Stigma theory, as proposed by Goffman in 1963 and elaborated by Link and Phelan in 2001, suggests that survivors may be seen as “tainted” by their experience. This can lead to social rejection and isolation.

Understanding these social dynamics can help inform interventions and support systems for victims to mitigate the negative effects of stigma and maintain their social connections.

Employment and professional relationships

Domestic violence can hinder a survivor’s work and career, leading to absenteeism, decreased productivity, or job loss.

According to a large 2015 survey, survivors of domestic violence often face difficulties with work performance due to:

  • distraction from factors, such as stress or abusive calls
  • feeling tired
  • experiencing headaches
  • symptoms of depression or anxiety
  • injury

In addition, more than half of the domestic violence survivors reported that they experienced violence, such as abusive text messages or threats from their abuser, at or near their workplace.

These effects can impact their social interactions at work and financial stability.

Domestic violence can have profound effects on physical health. Victims of domestic violence may experience a range of physical health issues, including:

  • Physical injuries: Survivors may get bruises, cuts, broken bones, and other injuries as a result of physical violence.
  • Chronic health problems: Long-term exposure to domestic violence can lead to chronic health conditions such as chronic pain, gastrointestinal disorders, cardiovascular conditions, and gynecological problems.
  • Reproductive health issues: Domestic violence can affect reproductive health, including an increased risk of sexually transmitted infections (STIs), unwanted pregnancies, and complications during pregnancy.
  • Substance misuse: Survivors of domestic violence may turn to alcohol or drugs as a way to cope with the trauma, leading to substance misuse issues.
  • Sleep disturbances: Survivors may experience difficulty sleeping, including insomnia or nightmares, due to the stress and anxiety caused by domestic violence.
  • Headaches and migraine: Stress and tension from domestic violence can contribute to frequent headaches or migraine.

Some common mental health effects of domestic violence include:

Research from 2022 suggests that survivors of intimate partner violence (IPV), especially in low- and middle-income countries, often feel intense guilt, shame, and self-blame. This is potentially because they’re socialized to prioritize relationship harmony and may blame themselves for the abuse.

This sense of failure in fulfilling societal expectations can lead to stigma, loss of personal dignity, and diminished self-esteem.

In a study of Syrian refugees, women who’ve experienced IPV felt particularly humiliated when their husbands argued with them or hit them in front of their children.

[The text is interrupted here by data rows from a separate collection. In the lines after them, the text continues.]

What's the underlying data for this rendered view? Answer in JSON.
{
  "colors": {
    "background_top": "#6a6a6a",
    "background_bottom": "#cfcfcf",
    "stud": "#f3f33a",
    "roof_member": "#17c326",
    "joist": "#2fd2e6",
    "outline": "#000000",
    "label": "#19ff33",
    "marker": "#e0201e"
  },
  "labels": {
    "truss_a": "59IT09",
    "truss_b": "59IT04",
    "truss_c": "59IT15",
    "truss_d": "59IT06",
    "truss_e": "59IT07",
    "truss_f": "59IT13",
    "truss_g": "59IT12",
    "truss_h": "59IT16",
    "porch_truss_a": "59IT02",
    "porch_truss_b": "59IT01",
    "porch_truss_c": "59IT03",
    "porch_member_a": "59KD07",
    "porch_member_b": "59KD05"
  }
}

Children who witness DV can experience a range of negative effects, including:

  • Emotional and behavioral problems: Children may exhibit symptoms of anxiety, depression, aggression, or withdrawal.
  • Cognitive difficulties: Witnessing DV can impact a child’s ability to concentrate, learn, and remember information.
  • Social difficulties: Children may have trouble forming and maintaining relationships with peers due to feelings of fear, shame, or isolation.
  • Physical health issues: Witnessing DV can lead to physical health problems such as headaches, stomachaches, and sleep disturbances.
  • Long-term consequences: Children who witness DV are at a higher risk of developing mental health disorders, substance misuse issues, and engaging in violent behavior themselves later in life.

Domestic violence is a pattern of abusive behavior used to gain power and control over another person. It causes physical and psychological harm and can isolate survivors from their support networks, making it harder for them to seek help and increasing their vulnerability.

If you’re dealing with domestic violence, it’s important to know that help is available. You can reach out to the National Domestic Violence Hotline at 1-800-799-SAFE (7233) or visit for support and resources.

Local domestic violence shelters and advocacy organizations can also provide assistance and help with safety planning. Remember, you’re not alone, and there are people who are waiting to help you.